"It doesn't look so different when you look out from the front of the bridge," says captain Giuseppe Silviero. "But when you look out the back, you realise it's about 200m longer than some of the other ships."
As a chilly wind blows from the North Sea, the Oscar pulls slowly into port. Tugs, one spraying jets of water into the air in traditional maritime celebration, heave it sideways into berths eight and nine at Felixstowe.
Able to hold 19,224 standard 20ft-long containers, the Oscar is the world's biggest carrier ship, in terms of volume. Built by Daewoo in South Korea at a cost of $140m (£93m) and named after the eight-year-old son of Mediterranean Shipping Company (MSC) president and chief executive Diego Aponte, she is 395.4m (1,297ft) long - a few metres greater than the height of New York's Empire State building, if the antenna on top is not taken into account.
Measuring 73m (240ft) high and 59m (194ft) wide, the Oscar's silhouette is visible from miles away, even on a misty East Anglian morning.
But Silviero, an Italian who has captained merchant ships for 23 years, is unfazed by being in charge of it. "I've been doing this job throughout what you might call the era of the mega-ships," he says. "I've captained ships that take 11,000, 12,000 and 14,000 containers." A ship of whatever size is still a ship, he reasons.
The Oscar has a different effect on the several hundred enthusiasts gathered near Felixstowe port's entrance to cheer and photograph its arrival, following its maiden voyage from Qingdao in China.
The shipping industry has undergone what some call an "arms race" in the last couple of decades. The Oscar's predecessor as the biggest vessel was the 19,100-container-capacity, Chinese-owned Globe,which held the title for 53 days and visited Felixstowe in January. Thirty years ago, no ship was capable of carrying more than 5,000 containers.
It takes the crew and port staff about half an hour to tether the Oscar, which must be manoeuvred slowly into its berth in case it crashes into the side, its gross tonnage of 193,000 capable of huge damage.
Even the biggest are dealt with within 36 hours, the movements of every container, lorry and train planned with maximum accuracy.
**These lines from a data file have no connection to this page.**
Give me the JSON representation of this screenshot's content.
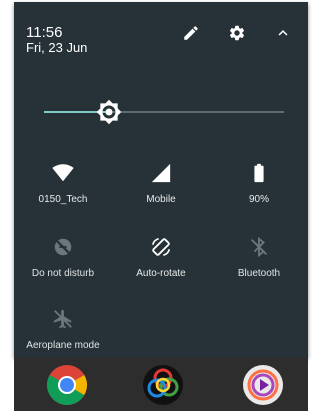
{
  "status": {
    "time": "11:56",
    "date": "Fri, 23 Jun"
  },
  "header_icons": [
    "edit-pencil-icon",
    "settings-gear-icon",
    "collapse-chevron-up-icon"
  ],
  "brightness": {
    "level": 0.27
  },
  "tiles": [
    {
      "id": "wifi",
      "label": "0150_Tech",
      "icon": "wifi-icon",
      "active": true
    },
    {
      "id": "mobile",
      "label": "Mobile",
      "icon": "cellular-signal-icon",
      "active": true
    },
    {
      "id": "battery",
      "label": "90%",
      "icon": "battery-icon",
      "active": true
    },
    {
      "id": "dnd",
      "label": "Do not disturb",
      "icon": "do-not-disturb-icon",
      "active": false
    },
    {
      "id": "rotate",
      "label": "Auto-rotate",
      "icon": "auto-rotate-icon",
      "active": true
    },
    {
      "id": "bluetooth",
      "label": "Bluetooth",
      "icon": "bluetooth-icon",
      "active": false
    },
    {
      "id": "aeroplane",
      "label": "Aeroplane mode",
      "icon": "aeroplane-icon",
      "active": false
    }
  ],
  "dock": [
    "chrome-app-icon",
    "camera-app-icon",
    "video-player-app-icon"
  ],
  "colors": {
    "panel_bg": "#263238",
    "accent": "#80cbc4",
    "dock_bg": "#2d2d2d"
  }
}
Once the Oscar is in situ, a line of six cranes gets into action within 20 minutes.
Felixstowe, along with other major European and Asian ports, has been upgraded in recent years to deal with the volume of cargo the mega-ships bring. US ports have not done the same, meaning the Oscar cannot dock there, while the Panama Canal would have to be widened to allow her through.
Each crane at Felixstowe removes containers, putting them onto waiting shuttle vehicles at a rate of more than one every two minutes. If the traditional image of a busy port is of hustle and bustle, Felixstowe is notably human-free, the dockside largely empty as the cranes do their work. A few workers in yellow hats and high-visibility jackets look tiny next to the Oscar, the letters MSC painted in white letters more than 20m high on its black and red hull.
The crane mechanisms whirr as their yellow "spreaders" carry the containers at speed from the top of the piles onboard downwards. There is a bang as they clamp on and another as they deposit them.
The steps used by the crew to climb on board the Oscar seem comparatively rickety, but with a safety net below.
Further up, in the bridge, Captain Silviero monitors banks of instruments. On one side the town of Felixstowe is visible, its spires juxtaposed behind thousands of containers, mainly red, grey and blue, stacked in the near distance. On the other can be seen the port of Harwich.